Theimer refers to the homeowners who are helping with the experiment as citizen-scientists. By placing the placebo packets under the birdfeeders at dusk, homeowners prevent the packets from melting under the midday sun or getting eaten by squirrels. The citizen-scientists also make note of whether packets were bitten during the night.

Field cameras used in these experiments capture video and still images, helping the scientists pinpoint the animals’ reactions to the bait.

In an earlier experiment with placement of baits in alleyways and culverts, fewer than one in five packets reached its target. Using birdfeeders this summer, more than half the packets were taken by animals, a potentially positive outcome for future efforts to control rabies in urban wild animals.

Talk, who earned an associate’s degree in veterinary technology from Navajo Technical University, plans to one day become a wildlife veterinarian and said her internship at NAU has been valuable. “What I’m learning about wildlife is important for my career. There has been a lot of hands-on experience,” she said, referring to fieldwork with Theimer and interaction with citizen-scientists.

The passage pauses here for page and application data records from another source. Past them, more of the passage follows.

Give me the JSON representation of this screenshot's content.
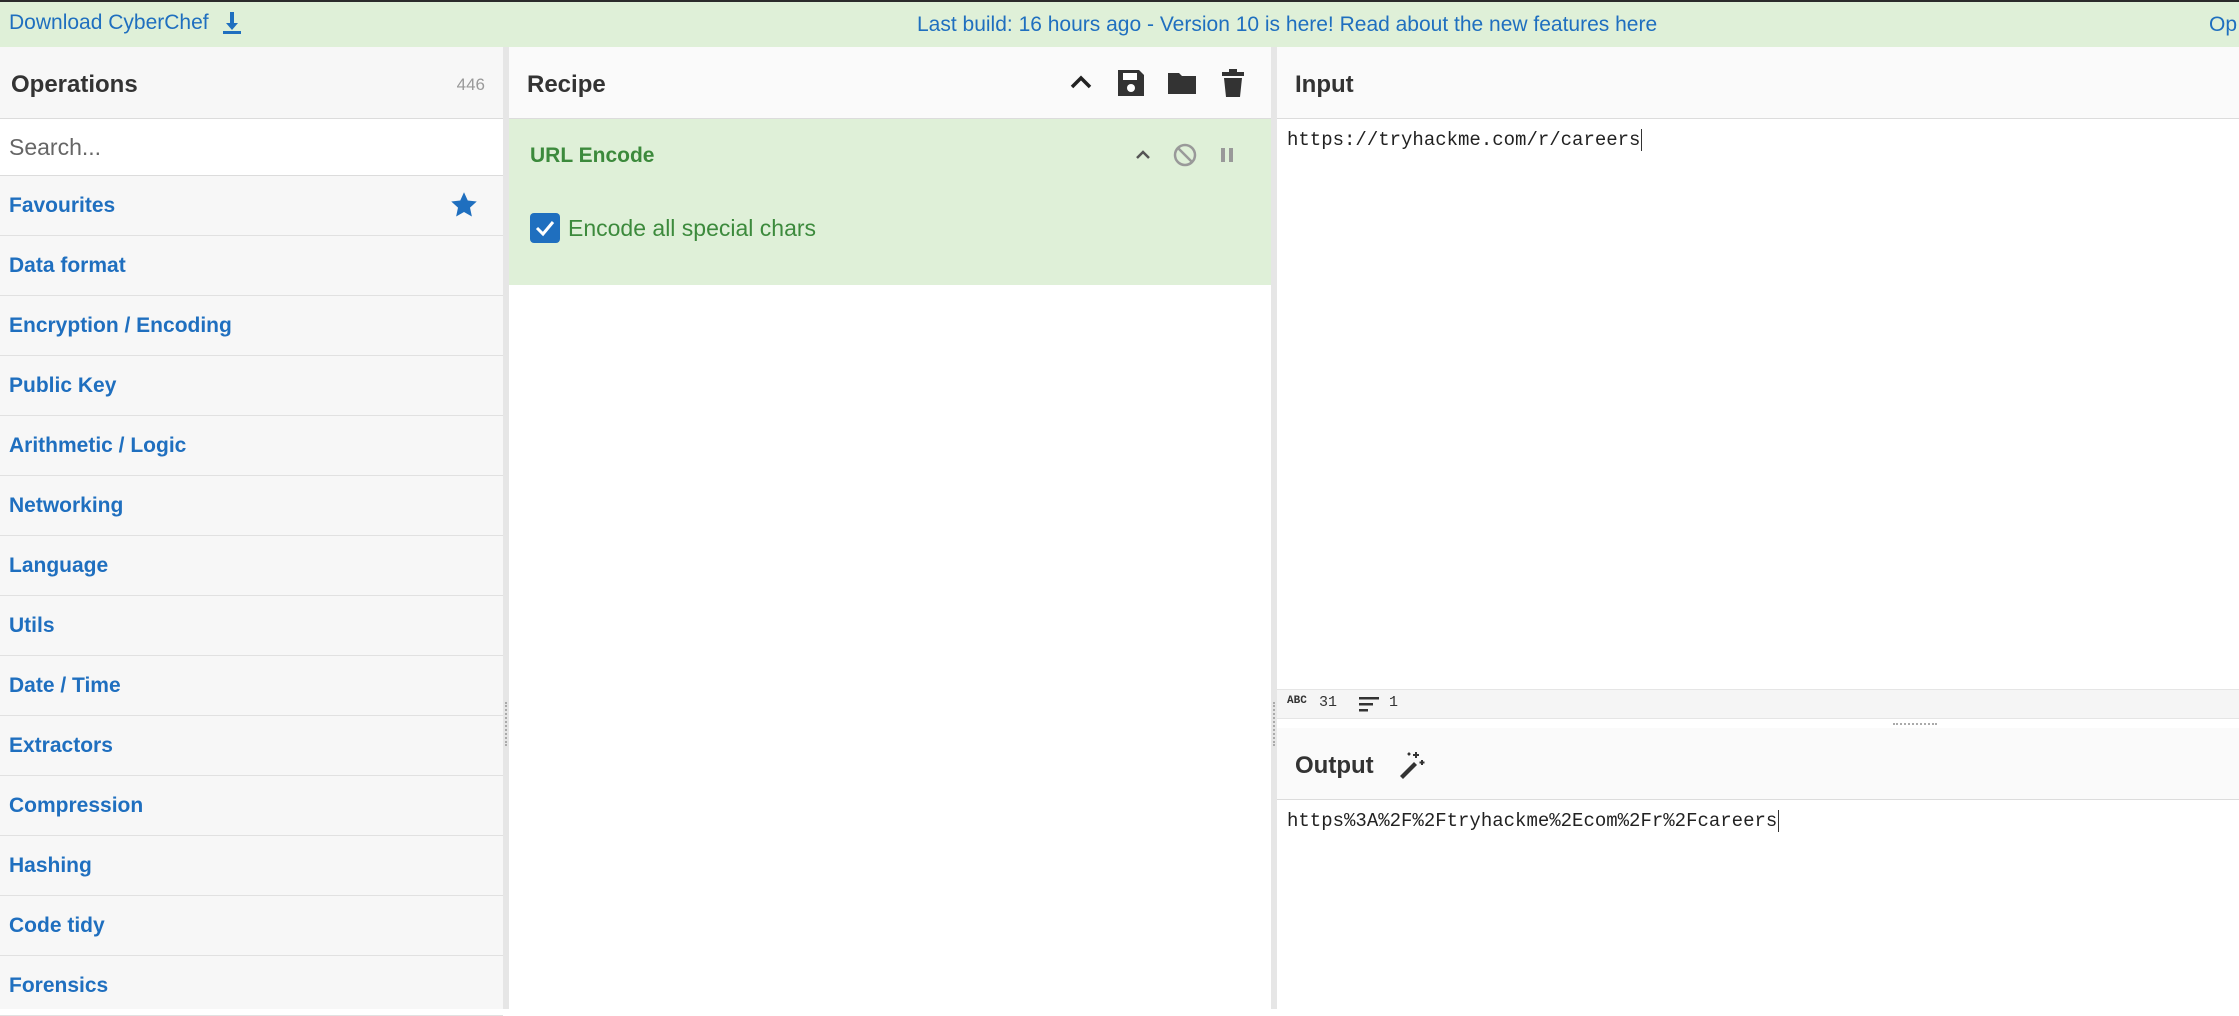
{
  "banner": {
    "download_label": "Download CyberChef",
    "message": "Last build: 16 hours ago - Version 10 is here! Read about the new features here",
    "right_text": "Op"
  },
  "operations": {
    "title": "Operations",
    "count": "446",
    "search_placeholder": "Search...",
    "categories": [
      "Favourites",
      "Data format",
      "Encryption / Encoding",
      "Public Key",
      "Arithmetic / Logic",
      "Networking",
      "Language",
      "Utils",
      "Date / Time",
      "Extractors",
      "Compression",
      "Hashing",
      "Code tidy",
      "Forensics"
    ]
  },
  "recipe": {
    "title": "Recipe",
    "operation": {
      "name": "URL Encode",
      "option_label": "Encode all special chars",
      "option_checked": true
    }
  },
  "input": {
    "title": "Input",
    "value": "https://tryhackme.com/r/careers",
    "length": "31",
    "lines": "1"
  },
  "output": {
    "title": "Output",
    "value": "https%3A%2F%2Ftryhackme%2Ecom%2Fr%2Fcareers"
  },
  "colors": {
    "accent": "#1f6fbf",
    "banner_bg": "#dff0d8",
    "op_green": "#3c8a3c"
  }
}
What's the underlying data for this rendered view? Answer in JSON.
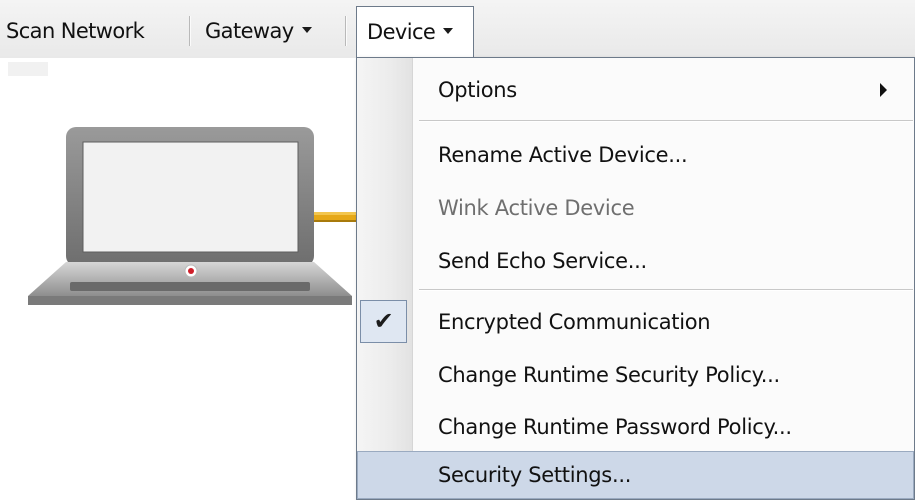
{
  "toolbar": {
    "scan_network": "Scan Network",
    "gateway": "Gateway",
    "device": "Device"
  },
  "menu": {
    "options": "Options",
    "rename_active_device": "Rename Active Device...",
    "wink_active_device": "Wink Active Device",
    "send_echo_service": "Send Echo Service...",
    "encrypted_communication": "Encrypted Communication",
    "encrypted_communication_checked": true,
    "change_runtime_security_policy": "Change Runtime Security Policy...",
    "change_runtime_password_policy": "Change Runtime Password Policy...",
    "security_settings": "Security Settings..."
  },
  "icons": {
    "checkmark": "✔"
  },
  "colors": {
    "menu_highlight": "#cdd8e8",
    "cable": "#e6a817",
    "status_led": "#d01f2a"
  }
}
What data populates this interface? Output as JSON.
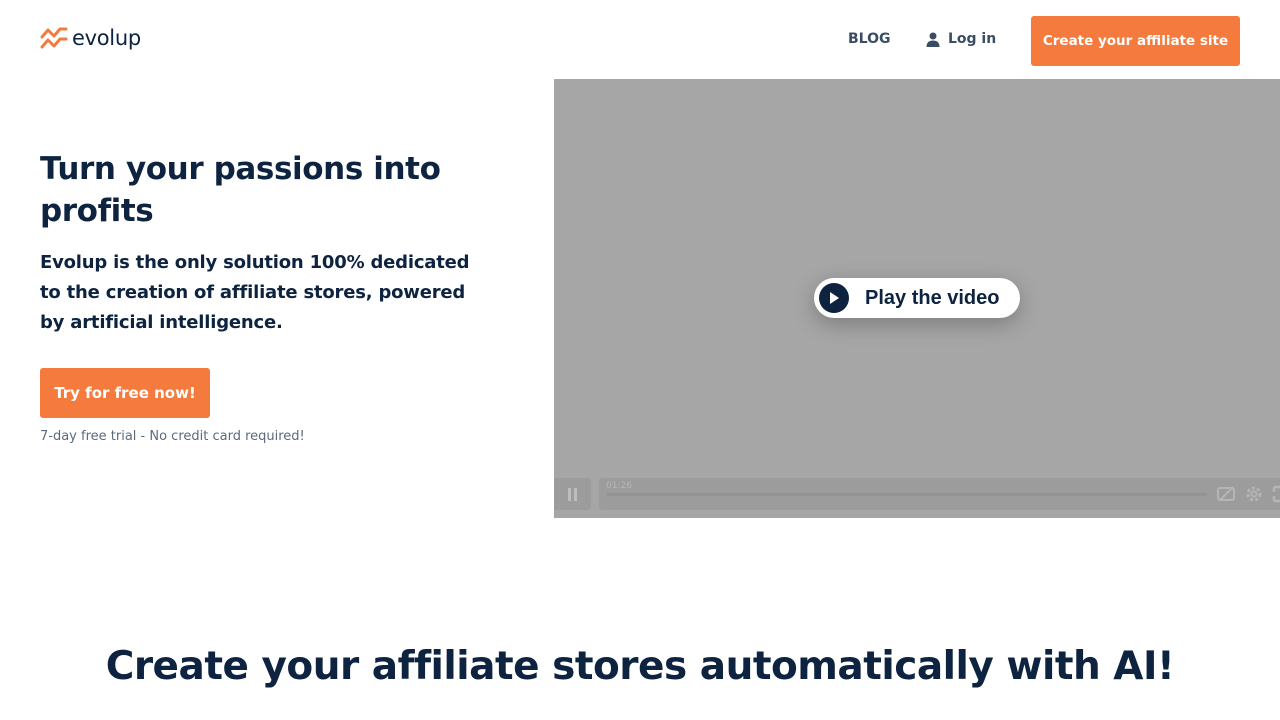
{
  "brand": {
    "name": "evolup",
    "accent_color": "#f47b3d",
    "text_color": "#0d2340"
  },
  "nav": {
    "blog": "BLOG",
    "login": "Log in",
    "cta": "Create your affiliate site"
  },
  "hero": {
    "title": "Turn your passions into profits",
    "subtitle": "Evolup is the only solution 100% dedicated to the creation of affiliate stores, powered by artificial intelligence.",
    "cta": "Try for free now!",
    "note": "7-day free trial - No credit card required!"
  },
  "video": {
    "play_label": "Play the video",
    "time": "01:26",
    "icons": [
      "pause-icon",
      "captions-off-icon",
      "settings-icon",
      "fullscreen-icon"
    ]
  },
  "section": {
    "title": "Create your affiliate stores automatically with AI!"
  }
}
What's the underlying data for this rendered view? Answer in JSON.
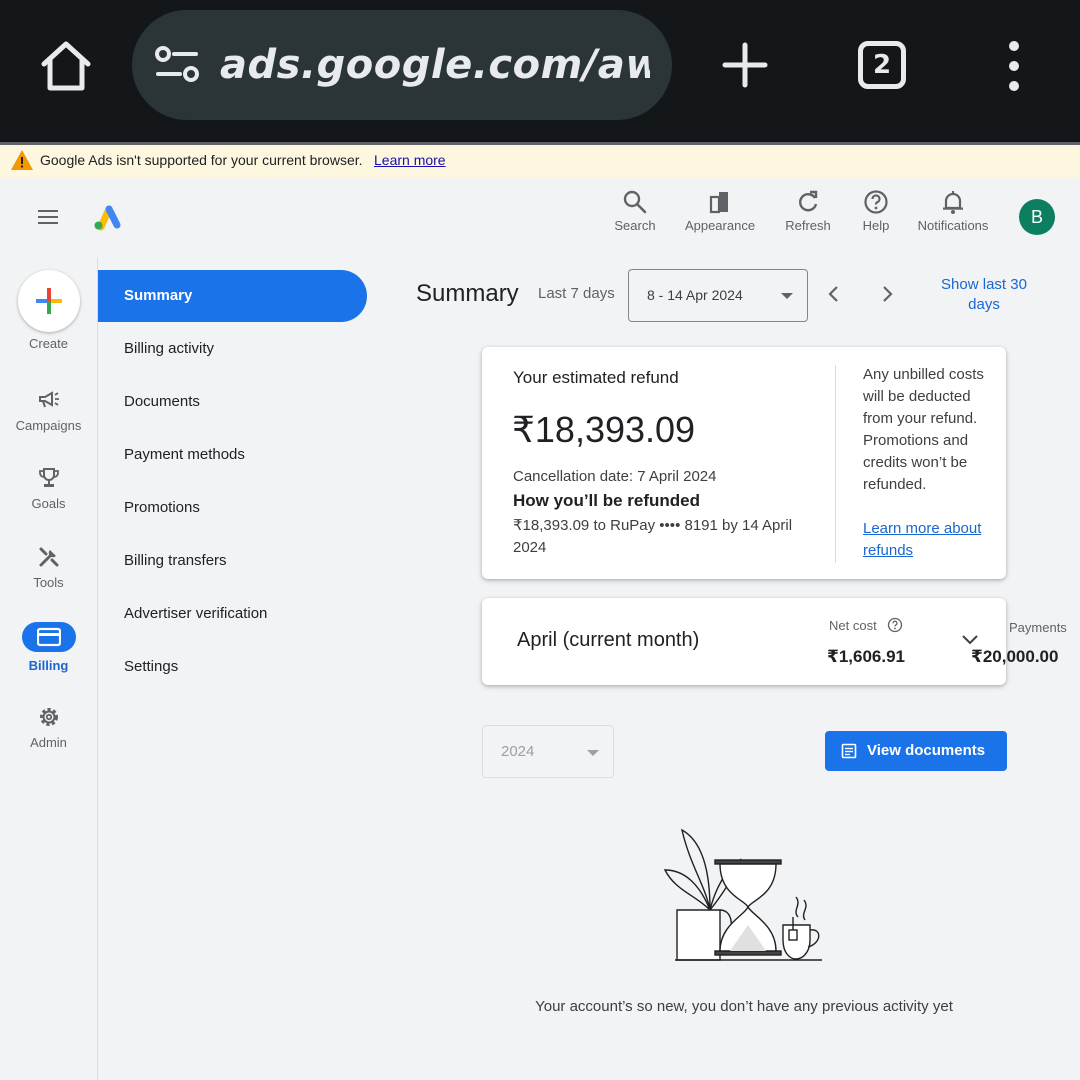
{
  "browser": {
    "url": "ads.google.com/aw/b",
    "tab_count": "2",
    "icons": [
      "home-icon",
      "site-settings-icon",
      "new-tab-icon",
      "more-vert-icon"
    ]
  },
  "banner": {
    "message": "Google Ads isn't supported for your current browser.",
    "link": "Learn more"
  },
  "header": {
    "buttons": {
      "search": "Search",
      "appearance": "Appearance",
      "refresh": "Refresh",
      "help": "Help",
      "notifications": "Notifications"
    },
    "avatar_initial": "B",
    "avatar_color": "#0b7f5f"
  },
  "rail": {
    "create": "Create",
    "campaigns": "Campaigns",
    "goals": "Goals",
    "tools": "Tools",
    "billing": "Billing",
    "admin": "Admin"
  },
  "nav": {
    "items": [
      "Summary",
      "Billing activity",
      "Documents",
      "Payment methods",
      "Promotions",
      "Billing transfers",
      "Advertiser verification",
      "Settings"
    ],
    "active": "Summary"
  },
  "summary": {
    "title": "Summary",
    "range_label": "Last 7 days",
    "date_range": "8 - 14 Apr 2024",
    "show_last": "Show last 30 days"
  },
  "refund": {
    "title": "Your estimated refund",
    "amount": "₹18,393.09",
    "cancellation": "Cancellation date: 7 April 2024",
    "how_title": "How you’ll be refunded",
    "how_detail": "₹18,393.09 to RuPay •••• 8191 by 14 April 2024",
    "note": "Any unbilled costs will be deducted from your refund. Promotions and credits won’t be refunded.",
    "note_link": "Learn more about refunds"
  },
  "month": {
    "label": "April (current month)",
    "net_cost_label": "Net cost",
    "net_cost": "₹1,606.91",
    "payments_label": "Payments",
    "payments": "₹20,000.00"
  },
  "documents": {
    "year": "2024",
    "view_button": "View documents"
  },
  "empty_state": {
    "message": "Your account’s so new, you don’t have any previous activity yet"
  },
  "colors": {
    "accent": "#1a73e8",
    "link": "#1967d2",
    "banner_bg": "#fef7e0",
    "warning": "#f29900"
  }
}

The project and Talk’s internship are a result of collaboration among NAU, the U.S. Department of Agriculture Animal and Plant Health Inspection Service Wildlife Services and Navajo Technical University in Crownpoint, N.M.